"How could there be?" Gerhardt argued, around a mug of ale. "Face it, Johan, you were having an illusion, or even a delusion. You must have been unconscious, and dreamt it all!"
The door burst open, and to his surprise, his father entered! Johan jumped up and ran to him. "PAPA!" he cried. "How wonderful to see you! How did you get here?"
"I came as soon as I got Gerhardt's message that you were lost on the mountain! I was so afraid!"
"Well, I'm all right, father, quite all right! Come, let me buy you a tankard of ale."
He went to sit with them, and Gerhardt ordered another mug of beer for him. While they waited, Johan recited the whole tale for his father. When he mentioned the village, however, his father's face turned pale. He asked him to describe the place again. He did so.
"Oh, dear God!" he exclaimed, and sat back, his beer forgotten. "Where was this village?"
"About half way down the mountain, like I said."
"No, I mean what country?"
"What country? Why, this one, of course,..., er, now that you mention it, it wasn't here. It was in Germany. Yes, it was in Germany! But how could it be?"
"Did the village have a name?"
"Yes, it did, now hat you mention it. I believe it was, let me see, oh yes, Holtzbrau. Yes, that was it."
He looked at his son gravely. "Prepare yourself for a shock, my son. A hard shock."
"What is it?" he asked faintly.
"Holtzbrau was a village in the German Alps. It was destroyed in a massive landslide over a hundred years ago. It was never rebuilt."
He opened his mouth, and closed it again.
"There's more.
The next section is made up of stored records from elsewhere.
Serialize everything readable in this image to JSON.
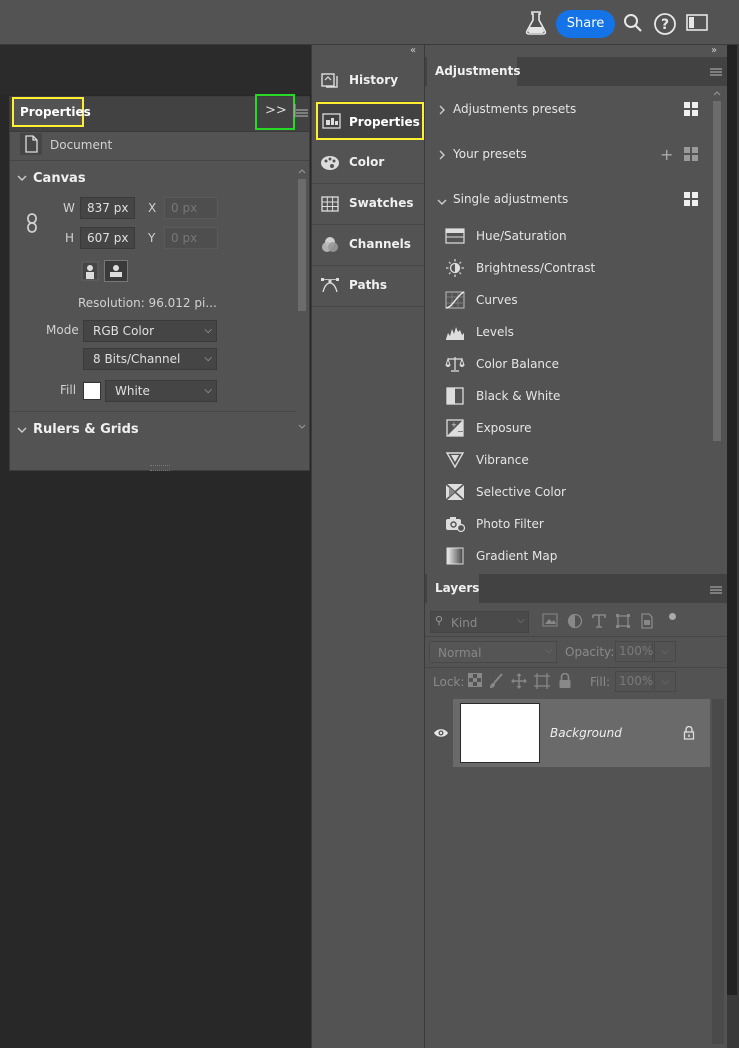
{
  "topbar": {
    "share_label": "Share",
    "icons": [
      "flask-icon",
      "search-icon",
      "help-icon",
      "workspace-icon"
    ]
  },
  "floating_properties": {
    "tab_label": "Properties",
    "expand_label": ">>",
    "doc_label": "Document",
    "canvas": {
      "title": "Canvas",
      "w_label": "W",
      "w_value": "837 px",
      "h_label": "H",
      "h_value": "607 px",
      "x_label": "X",
      "x_placeholder": "0 px",
      "y_label": "Y",
      "y_placeholder": "0 px",
      "resolution": "Resolution: 96.012 pi...",
      "mode_label": "Mode",
      "mode_value": "RGB Color",
      "bits_value": "8 Bits/Channel",
      "fill_label": "Fill",
      "fill_value": "White"
    },
    "rulers_title": "Rulers & Grids"
  },
  "mid_column": {
    "items": [
      {
        "label": "History",
        "icon": "history-icon"
      },
      {
        "label": "Properties",
        "icon": "properties-icon"
      },
      {
        "label": "Color",
        "icon": "color-palette-icon"
      },
      {
        "label": "Swatches",
        "icon": "swatches-grid-icon"
      },
      {
        "label": "Channels",
        "icon": "channels-icon"
      },
      {
        "label": "Paths",
        "icon": "paths-icon"
      }
    ]
  },
  "adjustments": {
    "tab_label": "Adjustments",
    "presets_label": "Adjustments presets",
    "your_presets_label": "Your presets",
    "single_label": "Single adjustments",
    "items": [
      {
        "label": "Hue/Saturation",
        "icon": "hue-saturation-icon"
      },
      {
        "label": "Brightness/Contrast",
        "icon": "brightness-contrast-icon"
      },
      {
        "label": "Curves",
        "icon": "curves-icon"
      },
      {
        "label": "Levels",
        "icon": "levels-icon"
      },
      {
        "label": "Color Balance",
        "icon": "color-balance-icon"
      },
      {
        "label": "Black & White",
        "icon": "black-white-icon"
      },
      {
        "label": "Exposure",
        "icon": "exposure-icon"
      },
      {
        "label": "Vibrance",
        "icon": "vibrance-icon"
      },
      {
        "label": "Selective Color",
        "icon": "selective-color-icon"
      },
      {
        "label": "Photo Filter",
        "icon": "photo-filter-icon"
      },
      {
        "label": "Gradient Map",
        "icon": "gradient-map-icon"
      }
    ]
  },
  "layers": {
    "tab_label": "Layers",
    "kind_placeholder": "Kind",
    "blend_mode": "Normal",
    "opacity_label": "Opacity:",
    "opacity_value": "100%",
    "lock_label": "Lock:",
    "fill_label": "Fill:",
    "fill_value": "100%",
    "layer_name": "Background"
  },
  "colors": {
    "accent": "#1473e6",
    "highlight_yellow": "#ffef32",
    "highlight_green": "#28d828",
    "panel_bg": "#535353"
  }
}
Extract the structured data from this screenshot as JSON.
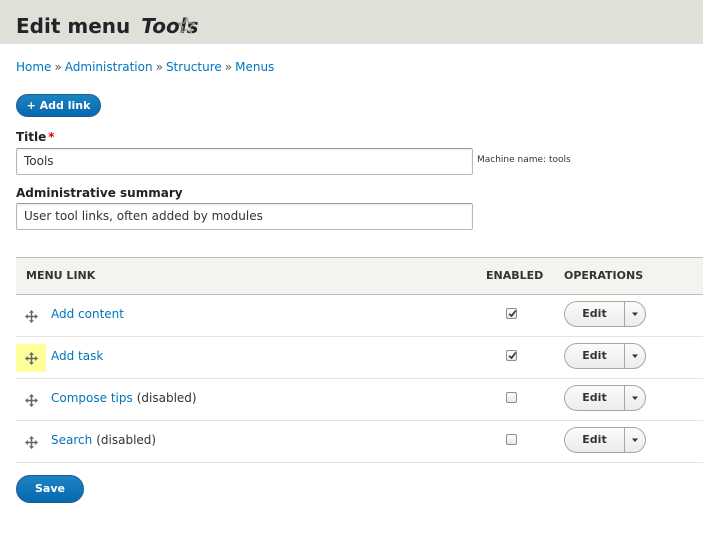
{
  "header": {
    "title_prefix": "Edit menu",
    "title_menu": "Tools",
    "shortcut_icon": "star-icon"
  },
  "breadcrumb": {
    "items": [
      "Home",
      "Administration",
      "Structure",
      "Menus"
    ],
    "separator": "»"
  },
  "actions": {
    "add_link_label": "+ Add link"
  },
  "form": {
    "title_label": "Title",
    "required_mark": "*",
    "title_value": "Tools",
    "machine_name_label": "Machine name: tools",
    "summary_label": "Administrative summary",
    "summary_value": "User tool links, often added by modules"
  },
  "table": {
    "headers": {
      "menu_link": "MENU LINK",
      "enabled": "ENABLED",
      "operations": "OPERATIONS"
    },
    "rows": [
      {
        "link": "Add content",
        "status": "",
        "enabled": true,
        "operation": "Edit"
      },
      {
        "link": "Add task",
        "status": "",
        "enabled": true,
        "operation": "Edit"
      },
      {
        "link": "Compose tips",
        "status": "(disabled)",
        "enabled": false,
        "operation": "Edit"
      },
      {
        "link": "Search",
        "status": "(disabled)",
        "enabled": false,
        "operation": "Edit"
      }
    ]
  },
  "footer": {
    "save_label": "Save"
  },
  "colors": {
    "link": "#0074bd",
    "primary_button": "#0668ae",
    "header_bg": "#e0e0d8",
    "drag_highlight": "#ffff99"
  }
}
Your grandparents lived there. Their names were..."
"Don't tell me! Wilheim and Marta!"
"So that was why they seemed so familiar! But who is this Kenor?"
His father shrugged. "I have no idea! Maybe he's somebody you made up?"
"No, he was somebody, I know that for sure!"
"What did he say?" Gerhardt said, interested.
"Well, now that you mention it, he said something strange. He said there was a price to be paid. He said that those who died in the war were brought there to be shown true German hospitality! That it was the true Germany, and that is was a place of atonement."
"They why were you brought there?" Gerhardt asked, puzzled. "You weren't in the war, and you had nothing to do with it."
"Not so," Johan's father said quietly. "My son, I've never told you this, but your grandparents were executed by the Nazis. They were caught harbouring Jews in their home."
"I see! Wilheim did say something like that. But it was all a dream, wasn't it?"
No one said anything more. They drank their beer and kept their thoughts to themselves. A short time later they went to bed. Johan stared at the fire for a long, long time before he went to sleep. Before he closed his eyes he thought he could see the large room in the town hall, and his friends sitting there, enjoying a last beer before retiring.
"Good night, my friends," he said softly.
They turned to him with those warm faces, and kind hearts. "Good night, Johan," they said back. He could hear their voices. Feeling warm and comfortable, he slept long and well, knowing he had true friends waiting for him someday. His life would be the better for his knowing that.